Students at 22 public high schools in Philadelphia will return from their winter break to find condoms available for the taking at the school nurse’s office, the Philadelphia Inquirer reported.
The pilot project is intended to address what one deputy mayor described as an epidemic of sexually transmitted disease in Philadelphia adolescents.
Philadelphia School District officials sent an email to school nurses, notifying them that the clear-plastic condom dispensers would be installed “just inside the doorway near the entrance to your office.”
Students will return to 22 schools following the holiday break to see new clear plastic condom dispensers installed inside the nurse’s office, WTXF reports. While 12 schools in the city already offer condom in health resource centers, the new move aims to increase contraceptive access to students in a city where teens comprise 25 percent of new HIV infections.
The initiative has sparked outrage among a number of Philadelphia parents, who say free condoms will only serve to encourage teens to engage in sexual activity. But school officials point out that parents are able to sign a waiver to opt their child out of the program, and teens will have sex regardless of whether condoms are made easily available to them.
Across the U.S., at least 418 public schools make condoms available to students, according to Advocates for Youth, a group dedicated to educate and assist young people in sexual health. Of those schools, more than half distribute condoms via school nurses or teachers, while just 3 percent use “vending machines.”
The dispenser program in Philadelphia comes after a new initiative in Springfield, Mass. made waves this year for making condoms available to both high school and middle school students, giving students as young as 12 free access to contraceptives at school.
New York City school officials also sparked controversy in September, when the Department of Education announced a plan to make Plan B emergency contraception available to high school girls at 13 schools across the city.
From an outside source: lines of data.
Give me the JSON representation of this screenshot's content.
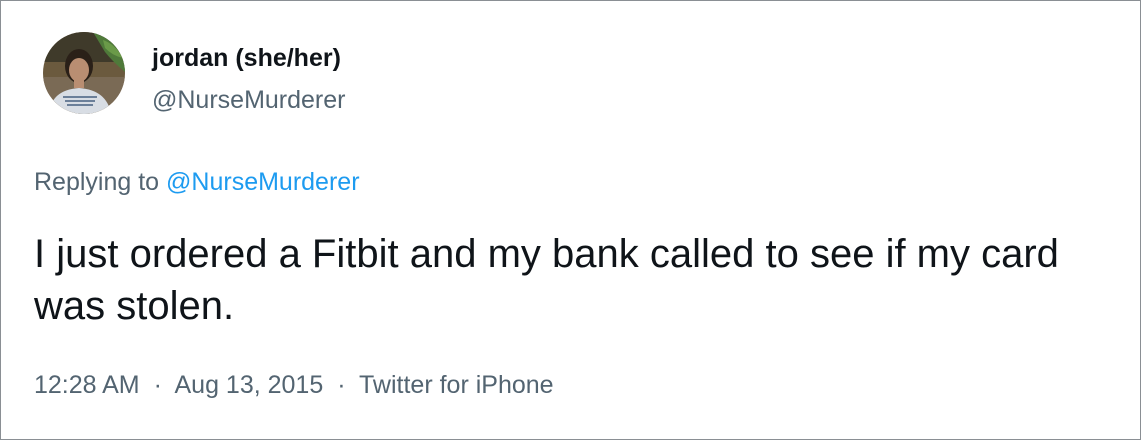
{
  "user": {
    "display_name": "jordan (she/her)",
    "handle": "@NurseMurderer",
    "avatar_icon": "profile-photo"
  },
  "reply": {
    "prefix": "Replying to",
    "mention": "@NurseMurderer"
  },
  "tweet": {
    "text": "I just ordered a Fitbit and my bank called to see if my card was stolen."
  },
  "meta": {
    "time": "12:28 AM",
    "separator": "·",
    "date": "Aug 13, 2015",
    "source": "Twitter for iPhone"
  },
  "colors": {
    "text": "#0f1419",
    "secondary": "#536471",
    "link": "#1d9bf0",
    "border": "#8a8f94"
  }
}
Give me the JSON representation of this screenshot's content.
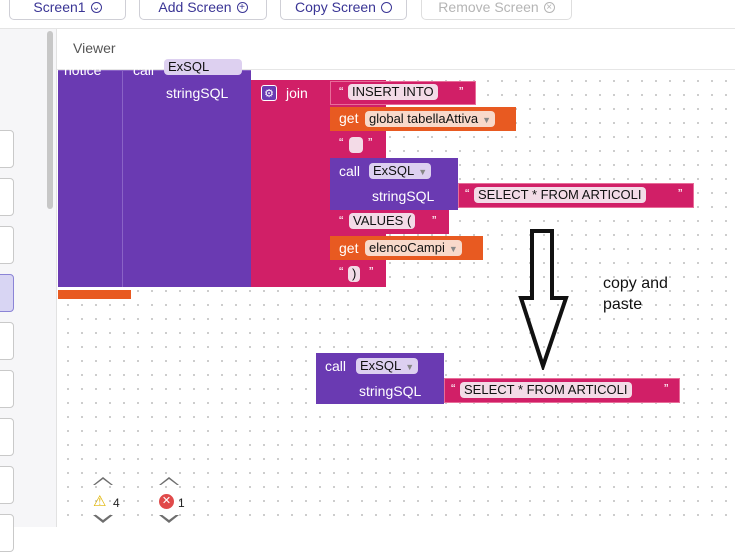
{
  "toolbar": {
    "screen_select": "Screen1",
    "add_screen": "Add Screen",
    "copy_screen": "Copy Screen",
    "remove_screen": "Remove Screen"
  },
  "viewer": {
    "title": "Viewer"
  },
  "blocks": {
    "partial_notice": "notice",
    "partial_call": "call",
    "partial_component": "ExSQL",
    "string_sql": "stringSQL",
    "join": "join",
    "insert_into": "INSERT INTO",
    "get": "get",
    "global_var": "global tabellaAttiva",
    "call": "call",
    "exsql": "ExSQL",
    "select_text": "SELECT * FROM ARTICOLI",
    "values_text": "VALUES (",
    "elenco_campi": "elencoCampi",
    "close_paren": ")",
    "quote_open": "“",
    "quote_close": "”"
  },
  "annotation": {
    "line1": "copy and",
    "line2": "paste"
  },
  "workspace_controls": {
    "warnings": "4",
    "errors": "1"
  },
  "colors": {
    "procedure": "#6a3ab2",
    "text": "#d11f67",
    "variable": "#e85a21",
    "accent": "#3a3595"
  }
}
Under the program, an effort to curb the city’s teen pregnancy and abortion rate, girls as young as 14 are able to get the morning after pill without parental consent.